--- SOURCE MATERIAL ---
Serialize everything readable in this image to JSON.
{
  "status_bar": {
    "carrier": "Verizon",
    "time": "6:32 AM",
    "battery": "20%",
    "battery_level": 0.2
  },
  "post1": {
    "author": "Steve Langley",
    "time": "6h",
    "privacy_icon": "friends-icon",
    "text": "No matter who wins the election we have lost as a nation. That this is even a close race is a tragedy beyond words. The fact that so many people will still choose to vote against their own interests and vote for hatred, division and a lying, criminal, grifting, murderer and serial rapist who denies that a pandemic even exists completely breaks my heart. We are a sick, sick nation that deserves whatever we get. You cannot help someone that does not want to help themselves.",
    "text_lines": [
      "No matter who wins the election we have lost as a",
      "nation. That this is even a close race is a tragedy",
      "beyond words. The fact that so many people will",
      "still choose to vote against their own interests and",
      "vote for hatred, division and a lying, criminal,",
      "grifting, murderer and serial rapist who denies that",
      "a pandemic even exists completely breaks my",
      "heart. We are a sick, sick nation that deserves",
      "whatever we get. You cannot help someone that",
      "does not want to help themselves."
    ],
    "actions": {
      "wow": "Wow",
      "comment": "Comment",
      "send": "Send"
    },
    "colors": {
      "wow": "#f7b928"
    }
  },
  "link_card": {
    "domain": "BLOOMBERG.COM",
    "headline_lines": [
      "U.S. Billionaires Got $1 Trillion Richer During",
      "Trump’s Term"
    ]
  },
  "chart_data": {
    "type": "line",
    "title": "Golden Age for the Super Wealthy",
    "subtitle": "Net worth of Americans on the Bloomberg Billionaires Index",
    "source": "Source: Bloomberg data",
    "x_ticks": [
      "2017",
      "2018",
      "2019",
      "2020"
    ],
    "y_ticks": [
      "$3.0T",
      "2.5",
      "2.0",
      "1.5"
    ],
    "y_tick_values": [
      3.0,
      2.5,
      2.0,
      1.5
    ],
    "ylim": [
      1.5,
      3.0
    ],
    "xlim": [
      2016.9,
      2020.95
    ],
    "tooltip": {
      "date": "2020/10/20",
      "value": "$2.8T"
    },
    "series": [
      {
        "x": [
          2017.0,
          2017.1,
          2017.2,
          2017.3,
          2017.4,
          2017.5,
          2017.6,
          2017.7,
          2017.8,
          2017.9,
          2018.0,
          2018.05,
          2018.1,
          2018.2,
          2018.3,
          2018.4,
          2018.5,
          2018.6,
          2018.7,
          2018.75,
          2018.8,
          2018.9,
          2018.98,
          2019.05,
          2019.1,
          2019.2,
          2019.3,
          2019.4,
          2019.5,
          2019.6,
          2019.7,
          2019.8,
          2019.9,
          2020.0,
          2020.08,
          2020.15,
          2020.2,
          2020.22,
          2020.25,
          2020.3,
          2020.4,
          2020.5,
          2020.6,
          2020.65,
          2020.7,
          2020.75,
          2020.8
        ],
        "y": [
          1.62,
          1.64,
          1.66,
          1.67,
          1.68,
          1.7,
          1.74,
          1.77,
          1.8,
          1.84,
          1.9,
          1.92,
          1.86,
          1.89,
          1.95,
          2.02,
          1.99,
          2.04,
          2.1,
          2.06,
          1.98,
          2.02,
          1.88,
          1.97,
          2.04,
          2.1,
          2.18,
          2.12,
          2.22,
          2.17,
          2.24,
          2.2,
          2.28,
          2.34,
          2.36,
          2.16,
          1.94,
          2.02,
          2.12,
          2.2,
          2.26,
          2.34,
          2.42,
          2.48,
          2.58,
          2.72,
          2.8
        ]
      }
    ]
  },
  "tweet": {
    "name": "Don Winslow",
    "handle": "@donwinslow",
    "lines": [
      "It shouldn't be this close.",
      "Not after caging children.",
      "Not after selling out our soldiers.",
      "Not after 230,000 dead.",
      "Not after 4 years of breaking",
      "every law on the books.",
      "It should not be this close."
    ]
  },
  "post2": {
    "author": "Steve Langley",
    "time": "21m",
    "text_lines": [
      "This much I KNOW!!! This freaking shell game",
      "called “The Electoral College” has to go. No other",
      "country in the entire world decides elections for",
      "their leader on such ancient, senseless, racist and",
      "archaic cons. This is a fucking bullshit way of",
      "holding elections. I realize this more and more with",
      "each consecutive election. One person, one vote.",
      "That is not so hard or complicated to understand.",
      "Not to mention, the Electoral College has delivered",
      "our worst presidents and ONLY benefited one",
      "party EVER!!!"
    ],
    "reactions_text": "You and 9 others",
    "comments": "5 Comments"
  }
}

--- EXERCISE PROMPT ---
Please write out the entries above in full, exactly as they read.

--- COMPLETED TASK ---
Serialize everything readable in this image to JSON.
{
  "status_bar": {
    "carrier": "Verizon",
    "time": "6:32 AM",
    "battery": "20%",
    "battery_level": 0.2
  },
  "post1": {
    "author": "Steve Langley",
    "time": "6h",
    "privacy_icon": "friends-icon",
    "text": "No matter who wins the election we have lost as a nation. That this is even a close race is a tragedy beyond words. The fact that so many people will still choose to vote against their own interests and vote for hatred, division and a lying, criminal, grifting, murderer and serial rapist who denies that a pandemic even exists completely breaks my heart. We are a sick, sick nation that deserves whatever we get. You cannot help someone that does not want to help themselves.",
    "text_lines": [
      "No matter who wins the election we have lost as a",
      "nation. That this is even a close race is a tragedy",
      "beyond words. The fact that so many people will",
      "still choose to vote against their own interests and",
      "vote for hatred, division and a lying, criminal,",
      "grifting, murderer and serial rapist who denies that",
      "a pandemic even exists completely breaks my",
      "heart. We are a sick, sick nation that deserves",
      "whatever we get. You cannot help someone that",
      "does not want to help themselves."
    ],
    "actions": {
      "wow": "Wow",
      "comment": "Comment",
      "send": "Send"
    },
    "colors": {
      "wow": "#f7b928"
    }
  },
  "link_card": {
    "domain": "BLOOMBERG.COM",
    "headline_lines": [
      "U.S. Billionaires Got $1 Trillion Richer During",
      "Trump’s Term"
    ]
  },
  "chart_data": {
    "type": "line",
    "title": "Golden Age for the Super Wealthy",
    "subtitle": "Net worth of Americans on the Bloomberg Billionaires Index",
    "source": "Source: Bloomberg data",
    "x_ticks": [
      "2017",
      "2018",
      "2019",
      "2020"
    ],
    "y_ticks": [
      "$3.0T",
      "2.5",
      "2.0",
      "1.5"
    ],
    "y_tick_values": [
      3.0,
      2.5,
      2.0,
      1.5
    ],
    "ylim": [
      1.5,
      3.0
    ],
    "xlim": [
      2016.9,
      2020.95
    ],
    "tooltip": {
      "date": "2020/10/20",
      "value": "$2.8T"
    },
    "series": [
      {
        "x": [
          2017.0,
          2017.1,
          2017.2,
          2017.3,
          2017.4,
          2017.5,
          2017.6,
          2017.7,
          2017.8,
          2017.9,
          2018.0,
          2018.05,
          2018.1,
          2018.2,
          2018.3,
          2018.4,
          2018.5,
          2018.6,
          2018.7,
          2018.75,
          2018.8,
          2018.9,
          2018.98,
          2019.05,
          2019.1,
          2019.2,
          2019.3,
          2019.4,
          2019.5,
          2019.6,
          2019.7,
          2019.8,
          2019.9,
          2020.0,
          2020.08,
          2020.15,
          2020.2,
          2020.22,
          2020.25,
          2020.3,
          2020.4,
          2020.5,
          2020.6,
          2020.65,
          2020.7,
          2020.75,
          2020.8
        ],
        "y": [
          1.62,
          1.64,
          1.66,
          1.67,
          1.68,
          1.7,
          1.74,
          1.77,
          1.8,
          1.84,
          1.9,
          1.92,
          1.86,
          1.89,
          1.95,
          2.02,
          1.99,
          2.04,
          2.1,
          2.06,
          1.98,
          2.02,
          1.88,
          1.97,
          2.04,
          2.1,
          2.18,
          2.12,
          2.22,
          2.17,
          2.24,
          2.2,
          2.28,
          2.34,
          2.36,
          2.16,
          1.94,
          2.02,
          2.12,
          2.2,
          2.26,
          2.34,
          2.42,
          2.48,
          2.58,
          2.72,
          2.8
        ]
      }
    ]
  },
  "tweet": {
    "name": "Don Winslow",
    "handle": "@donwinslow",
    "lines": [
      "It shouldn't be this close.",
      "Not after caging children.",
      "Not after selling out our soldiers.",
      "Not after 230,000 dead.",
      "Not after 4 years of breaking",
      "every law on the books.",
      "It should not be this close."
    ]
  },
  "post2": {
    "author": "Steve Langley",
    "time": "21m",
    "text_lines": [
      "This much I KNOW!!! This freaking shell game",
      "called “The Electoral College” has to go. No other",
      "country in the entire world decides elections for",
      "their leader on such ancient, senseless, racist and",
      "archaic cons. This is a fucking bullshit way of",
      "holding elections. I realize this more and more with",
      "each consecutive election. One person, one vote.",
      "That is not so hard or complicated to understand.",
      "Not to mention, the Electoral College has delivered",
      "our worst presidents and ONLY benefited one",
      "party EVER!!!"
    ],
    "reactions_text": "You and 9 others",
    "comments": "5 Comments"
  }
}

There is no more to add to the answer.